WORK ORDER: All of the records must be repeated exactly.

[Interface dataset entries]

= Beginning of Section =

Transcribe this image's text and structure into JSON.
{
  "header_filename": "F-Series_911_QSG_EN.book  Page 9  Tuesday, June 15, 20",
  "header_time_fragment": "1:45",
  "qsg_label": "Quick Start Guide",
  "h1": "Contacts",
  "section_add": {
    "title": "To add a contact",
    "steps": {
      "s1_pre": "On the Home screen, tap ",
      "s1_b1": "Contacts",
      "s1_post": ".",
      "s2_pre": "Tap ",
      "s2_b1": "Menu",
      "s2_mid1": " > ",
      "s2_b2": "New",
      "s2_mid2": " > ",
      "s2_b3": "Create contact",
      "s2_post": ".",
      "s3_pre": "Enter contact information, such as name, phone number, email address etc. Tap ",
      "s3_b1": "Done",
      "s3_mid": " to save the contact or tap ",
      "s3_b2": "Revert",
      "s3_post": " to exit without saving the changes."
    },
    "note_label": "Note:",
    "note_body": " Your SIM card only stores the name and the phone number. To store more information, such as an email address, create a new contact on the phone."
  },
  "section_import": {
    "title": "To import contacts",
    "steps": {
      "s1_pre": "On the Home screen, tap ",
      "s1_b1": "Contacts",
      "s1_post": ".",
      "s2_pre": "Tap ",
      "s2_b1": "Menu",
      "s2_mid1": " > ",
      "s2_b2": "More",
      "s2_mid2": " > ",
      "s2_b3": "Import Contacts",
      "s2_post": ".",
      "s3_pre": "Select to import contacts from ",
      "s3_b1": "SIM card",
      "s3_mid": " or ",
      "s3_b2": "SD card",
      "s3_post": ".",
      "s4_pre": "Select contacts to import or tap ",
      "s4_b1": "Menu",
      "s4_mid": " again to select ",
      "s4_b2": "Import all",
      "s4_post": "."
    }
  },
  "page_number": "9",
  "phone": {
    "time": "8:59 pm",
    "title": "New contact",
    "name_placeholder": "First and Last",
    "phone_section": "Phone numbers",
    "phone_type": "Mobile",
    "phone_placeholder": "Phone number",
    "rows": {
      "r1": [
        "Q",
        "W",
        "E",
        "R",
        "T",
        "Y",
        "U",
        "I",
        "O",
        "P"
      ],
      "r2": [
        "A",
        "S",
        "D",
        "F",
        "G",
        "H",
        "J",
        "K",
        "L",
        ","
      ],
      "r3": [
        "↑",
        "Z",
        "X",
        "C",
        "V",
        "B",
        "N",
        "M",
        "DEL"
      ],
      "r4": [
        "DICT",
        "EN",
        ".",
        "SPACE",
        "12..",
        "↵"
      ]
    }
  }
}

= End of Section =

SOLUTION BELOW:
Transcribe this image's text and structure into JSON.
{
  "header_filename": "F-Series_911_QSG_EN.book  Page 9  Tuesday, June 15, 20",
  "header_time_fragment": "1:45",
  "qsg_label": "Quick Start Guide",
  "h1": "Contacts",
  "section_add": {
    "title": "To add a contact",
    "steps": {
      "s1_pre": "On the Home screen, tap ",
      "s1_b1": "Contacts",
      "s1_post": ".",
      "s2_pre": "Tap ",
      "s2_b1": "Menu",
      "s2_mid1": " > ",
      "s2_b2": "New",
      "s2_mid2": " > ",
      "s2_b3": "Create contact",
      "s2_post": ".",
      "s3_pre": "Enter contact information, such as name, phone number, email address etc. Tap ",
      "s3_b1": "Done",
      "s3_mid": " to save the contact or tap ",
      "s3_b2": "Revert",
      "s3_post": " to exit without saving the changes."
    },
    "note_label": "Note:",
    "note_body": " Your SIM card only stores the name and the phone number. To store more information, such as an email address, create a new contact on the phone."
  },
  "section_import": {
    "title": "To import contacts",
    "steps": {
      "s1_pre": "On the Home screen, tap ",
      "s1_b1": "Contacts",
      "s1_post": ".",
      "s2_pre": "Tap ",
      "s2_b1": "Menu",
      "s2_mid1": " > ",
      "s2_b2": "More",
      "s2_mid2": " > ",
      "s2_b3": "Import Contacts",
      "s2_post": ".",
      "s3_pre": "Select to import contacts from ",
      "s3_b1": "SIM card",
      "s3_mid": " or ",
      "s3_b2": "SD card",
      "s3_post": ".",
      "s4_pre": "Select contacts to import or tap ",
      "s4_b1": "Menu",
      "s4_mid": " again to select ",
      "s4_b2": "Import all",
      "s4_post": "."
    }
  },
  "page_number": "9",
  "phone": {
    "time": "8:59 pm",
    "title": "New contact",
    "name_placeholder": "First and Last",
    "phone_section": "Phone numbers",
    "phone_type": "Mobile",
    "phone_placeholder": "Phone number",
    "rows": {
      "r1": [
        "Q",
        "W",
        "E",
        "R",
        "T",
        "Y",
        "U",
        "I",
        "O",
        "P"
      ],
      "r2": [
        "A",
        "S",
        "D",
        "F",
        "G",
        "H",
        "J",
        "K",
        "L",
        ","
      ],
      "r3": [
        "↑",
        "Z",
        "X",
        "C",
        "V",
        "B",
        "N",
        "M",
        "DEL"
      ],
      "r4": [
        "DICT",
        "EN",
        ".",
        "SPACE",
        "12..",
        "↵"
      ]
    }
  }
}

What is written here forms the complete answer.